To do
Filter the lines below, copying only those with the string "JSON".

Stored dataset items:
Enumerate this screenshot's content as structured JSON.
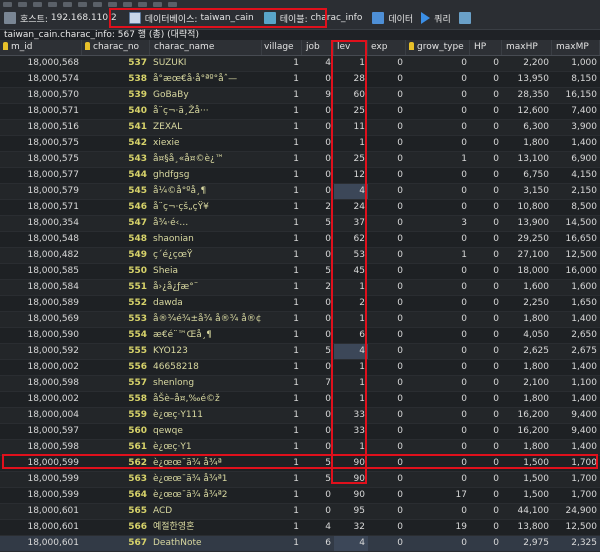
{
  "tabs": {
    "host_label": "호스트:",
    "host_value": "192.168.110.2",
    "db_label": "데이터베이스:",
    "db_value": "taiwan_cain",
    "table_label": "테이블:",
    "table_value": "charac_info",
    "data_tab": "데이터",
    "query_tab": "쿼리"
  },
  "status": "taiwan_cain.charac_info: 567 행 (총) (대략적)",
  "columns": [
    "m_id",
    "charac_no",
    "charac_name",
    "village",
    "job",
    "lev",
    "exp",
    "grow_type",
    "HP",
    "maxHP",
    "maxMP"
  ],
  "rows": [
    [
      "18,000,568",
      "537",
      "SUZUKI",
      "1",
      "4",
      "1",
      "0",
      "0",
      "0",
      "2,200",
      "1,000"
    ],
    [
      "18,000,574",
      "538",
      "å°æœ€å·å°ªº°åˆ—",
      "1",
      "0",
      "28",
      "0",
      "0",
      "0",
      "13,950",
      "8,150"
    ],
    [
      "18,000,570",
      "539",
      "GoBaBy",
      "1",
      "9",
      "60",
      "0",
      "0",
      "0",
      "28,350",
      "16,150"
    ],
    [
      "18,000,571",
      "540",
      "å¨ç¬·ä¸Žå···",
      "1",
      "0",
      "25",
      "0",
      "0",
      "0",
      "12,600",
      "7,400"
    ],
    [
      "18,000,516",
      "541",
      "ZEXAL",
      "1",
      "0",
      "11",
      "0",
      "0",
      "0",
      "6,300",
      "3,900"
    ],
    [
      "18,000,575",
      "542",
      "xiexie",
      "1",
      "0",
      "1",
      "0",
      "0",
      "0",
      "1,800",
      "1,400"
    ],
    [
      "18,000,575",
      "543",
      "å¤§å¸«å¤©è¿™",
      "1",
      "0",
      "25",
      "0",
      "1",
      "0",
      "13,100",
      "6,900"
    ],
    [
      "18,000,577",
      "544",
      "ghdfgsg",
      "1",
      "0",
      "12",
      "0",
      "0",
      "0",
      "6,750",
      "4,150"
    ],
    [
      "18,000,579",
      "545",
      "å¼©å°ºå¸¶",
      "1",
      "0",
      "4",
      "0",
      "0",
      "0",
      "3,150",
      "2,150"
    ],
    [
      "18,000,571",
      "546",
      "å¨ç¬·çš„çŸ¥",
      "1",
      "2",
      "24",
      "0",
      "0",
      "0",
      "10,800",
      "8,500"
    ],
    [
      "18,000,354",
      "547",
      "å¾·é‹…",
      "1",
      "5",
      "37",
      "0",
      "3",
      "0",
      "13,900",
      "14,500"
    ],
    [
      "18,000,548",
      "548",
      "shaonian",
      "1",
      "0",
      "62",
      "0",
      "0",
      "0",
      "29,250",
      "16,650"
    ],
    [
      "18,000,482",
      "549",
      "ç´é¿çœŸ",
      "1",
      "0",
      "53",
      "0",
      "1",
      "0",
      "27,100",
      "12,500"
    ],
    [
      "18,000,585",
      "550",
      "Sheia",
      "1",
      "5",
      "45",
      "0",
      "0",
      "0",
      "18,000",
      "16,000"
    ],
    [
      "18,000,584",
      "551",
      "å›¿å¿ƒæ°¨",
      "1",
      "2",
      "1",
      "0",
      "0",
      "0",
      "1,600",
      "1,600"
    ],
    [
      "18,000,589",
      "552",
      "dawda",
      "1",
      "0",
      "2",
      "0",
      "0",
      "0",
      "2,250",
      "1,650"
    ],
    [
      "18,000,569",
      "553",
      "å®¾é¾±å¾ å®¾ å®¢",
      "1",
      "0",
      "1",
      "0",
      "0",
      "0",
      "1,800",
      "1,400"
    ],
    [
      "18,000,590",
      "554",
      "æ€é¨™Œå¸¶",
      "1",
      "0",
      "6",
      "0",
      "0",
      "0",
      "4,050",
      "2,650"
    ],
    [
      "18,000,592",
      "555",
      "KYO123",
      "1",
      "5",
      "4",
      "0",
      "0",
      "0",
      "2,625",
      "2,675"
    ],
    [
      "18,000,002",
      "556",
      "46658218",
      "1",
      "0",
      "1",
      "0",
      "0",
      "0",
      "1,800",
      "1,400"
    ],
    [
      "18,000,598",
      "557",
      "shenlong",
      "1",
      "7",
      "1",
      "0",
      "0",
      "0",
      "2,100",
      "1,100"
    ],
    [
      "18,000,002",
      "558",
      "åŠè–å¤‚‰é©ž",
      "1",
      "0",
      "1",
      "0",
      "0",
      "0",
      "1,800",
      "1,400"
    ],
    [
      "18,000,004",
      "559",
      "è¿œç·Y111",
      "1",
      "0",
      "33",
      "0",
      "0",
      "0",
      "16,200",
      "9,400"
    ],
    [
      "18,000,597",
      "560",
      "qewqe",
      "1",
      "0",
      "33",
      "0",
      "0",
      "0",
      "16,200",
      "9,400"
    ],
    [
      "18,000,598",
      "561",
      "è¿œç·Y1",
      "1",
      "0",
      "1",
      "0",
      "0",
      "0",
      "1,800",
      "1,400"
    ],
    [
      "18,000,599",
      "562",
      "è¿œœ¯ã¾ å¾ª",
      "1",
      "5",
      "90",
      "0",
      "0",
      "0",
      "1,500",
      "1,700"
    ],
    [
      "18,000,599",
      "563",
      "è¿œœ¯ã¾ å¾ª1",
      "1",
      "5",
      "90",
      "0",
      "0",
      "0",
      "1,500",
      "1,700"
    ],
    [
      "18,000,599",
      "564",
      "è¿œœ¯ã¾ å¾ª2",
      "1",
      "0",
      "90",
      "0",
      "17",
      "0",
      "1,500",
      "1,700"
    ],
    [
      "18,000,601",
      "565",
      "ACD",
      "1",
      "0",
      "95",
      "0",
      "0",
      "0",
      "44,100",
      "24,900"
    ],
    [
      "18,000,601",
      "566",
      "예절한영혼",
      "1",
      "4",
      "32",
      "0",
      "19",
      "0",
      "13,800",
      "12,500"
    ],
    [
      "18,000,601",
      "567",
      "DeathNote",
      "1",
      "6",
      "4",
      "0",
      "0",
      "0",
      "2,975",
      "2,325"
    ]
  ]
}
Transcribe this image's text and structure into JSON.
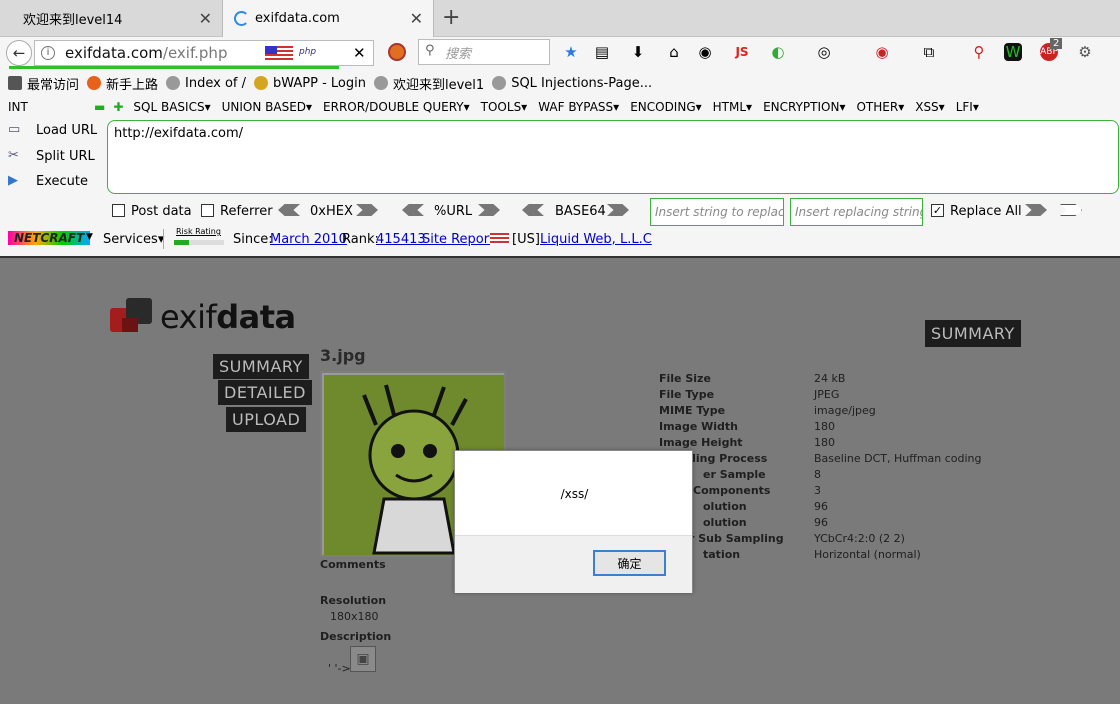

Completed task
Enumerate this screenshot's content as structured JSON.
Transcribe this image's text and structure into JSON.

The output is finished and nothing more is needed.